=== Your assignment ===
I would like the listing below retyped exactly, line by line.

=== Data in this exercise ===
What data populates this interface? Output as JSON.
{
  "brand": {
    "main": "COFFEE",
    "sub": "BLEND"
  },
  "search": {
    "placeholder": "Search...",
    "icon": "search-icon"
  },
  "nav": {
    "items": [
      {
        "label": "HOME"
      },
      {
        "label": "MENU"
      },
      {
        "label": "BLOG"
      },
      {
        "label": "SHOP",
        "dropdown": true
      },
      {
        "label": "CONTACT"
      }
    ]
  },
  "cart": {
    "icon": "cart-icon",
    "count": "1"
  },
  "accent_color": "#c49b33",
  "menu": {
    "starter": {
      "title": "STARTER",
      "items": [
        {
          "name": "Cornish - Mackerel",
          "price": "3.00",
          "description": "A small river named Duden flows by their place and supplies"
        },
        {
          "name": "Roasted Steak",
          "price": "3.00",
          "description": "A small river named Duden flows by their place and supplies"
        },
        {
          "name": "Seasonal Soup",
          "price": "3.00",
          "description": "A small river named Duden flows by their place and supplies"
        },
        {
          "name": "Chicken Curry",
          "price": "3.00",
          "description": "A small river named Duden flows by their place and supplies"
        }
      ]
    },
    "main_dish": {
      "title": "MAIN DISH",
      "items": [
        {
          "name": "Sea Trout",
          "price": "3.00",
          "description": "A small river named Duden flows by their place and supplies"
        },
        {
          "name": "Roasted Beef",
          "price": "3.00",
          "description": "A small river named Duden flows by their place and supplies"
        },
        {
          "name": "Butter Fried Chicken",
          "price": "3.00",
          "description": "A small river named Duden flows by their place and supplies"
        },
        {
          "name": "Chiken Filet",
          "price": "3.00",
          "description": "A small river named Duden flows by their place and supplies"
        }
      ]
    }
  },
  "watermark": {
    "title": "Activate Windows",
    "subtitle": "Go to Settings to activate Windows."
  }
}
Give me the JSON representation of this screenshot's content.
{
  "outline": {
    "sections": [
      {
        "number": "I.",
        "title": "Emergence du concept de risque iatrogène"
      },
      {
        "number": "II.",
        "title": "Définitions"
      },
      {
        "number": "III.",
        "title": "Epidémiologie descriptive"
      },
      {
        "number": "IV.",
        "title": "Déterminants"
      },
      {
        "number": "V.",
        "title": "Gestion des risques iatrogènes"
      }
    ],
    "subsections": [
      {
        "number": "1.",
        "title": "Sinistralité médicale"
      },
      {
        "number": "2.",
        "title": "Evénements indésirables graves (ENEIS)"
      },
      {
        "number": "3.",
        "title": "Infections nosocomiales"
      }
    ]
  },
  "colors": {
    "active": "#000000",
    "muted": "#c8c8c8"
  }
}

=== Answer below ===
What data populates this interface? Output as JSON.
{
  "brand": {
    "main": "COFFEE",
    "sub": "BLEND"
  },
  "search": {
    "placeholder": "Search...",
    "icon": "search-icon"
  },
  "nav": {
    "items": [
      {
        "label": "HOME"
      },
      {
        "label": "MENU"
      },
      {
        "label": "BLOG"
      },
      {
        "label": "SHOP",
        "dropdown": true
      },
      {
        "label": "CONTACT"
      }
    ]
  },
  "cart": {
    "icon": "cart-icon",
    "count": "1"
  },
  "accent_color": "#c49b33",
  "menu": {
    "starter": {
      "title": "STARTER",
      "items": [
        {
          "name": "Cornish - Mackerel",
          "price": "3.00",
          "description": "A small river named Duden flows by their place and supplies"
        },
        {
          "name": "Roasted Steak",
          "price": "3.00",
          "description": "A small river named Duden flows by their place and supplies"
        },
        {
          "name": "Seasonal Soup",
          "price": "3.00",
          "description": "A small river named Duden flows by their place and supplies"
        },
        {
          "name": "Chicken Curry",
          "price": "3.00",
          "description": "A small river named Duden flows by their place and supplies"
        }
      ]
    },
    "main_dish": {
      "title": "MAIN DISH",
      "items": [
        {
          "name": "Sea Trout",
          "price": "3.00",
          "description": "A small river named Duden flows by their place and supplies"
        },
        {
          "name": "Roasted Beef",
          "price": "3.00",
          "description": "A small river named Duden flows by their place and supplies"
        },
        {
          "name": "Butter Fried Chicken",
          "price": "3.00",
          "description": "A small river named Duden flows by their place and supplies"
        },
        {
          "name": "Chiken Filet",
          "price": "3.00",
          "description": "A small river named Duden flows by their place and supplies"
        }
      ]
    }
  },
  "watermark": {
    "title": "Activate Windows",
    "subtitle": "Go to Settings to activate Windows."
  }
}
Give me the JSON representation of this screenshot's content.
{
  "outline": {
    "sections": [
      {
        "number": "I.",
        "title": "Emergence du concept de risque iatrogène"
      },
      {
        "number": "II.",
        "title": "Définitions"
      },
      {
        "number": "III.",
        "title": "Epidémiologie descriptive"
      },
      {
        "number": "IV.",
        "title": "Déterminants"
      },
      {
        "number": "V.",
        "title": "Gestion des risques iatrogènes"
      }
    ],
    "subsections": [
      {
        "number": "1.",
        "title": "Sinistralité médicale"
      },
      {
        "number": "2.",
        "title": "Evénements indésirables graves (ENEIS)"
      },
      {
        "number": "3.",
        "title": "Infections nosocomiales"
      }
    ]
  },
  "colors": {
    "active": "#000000",
    "muted": "#c8c8c8"
  }
}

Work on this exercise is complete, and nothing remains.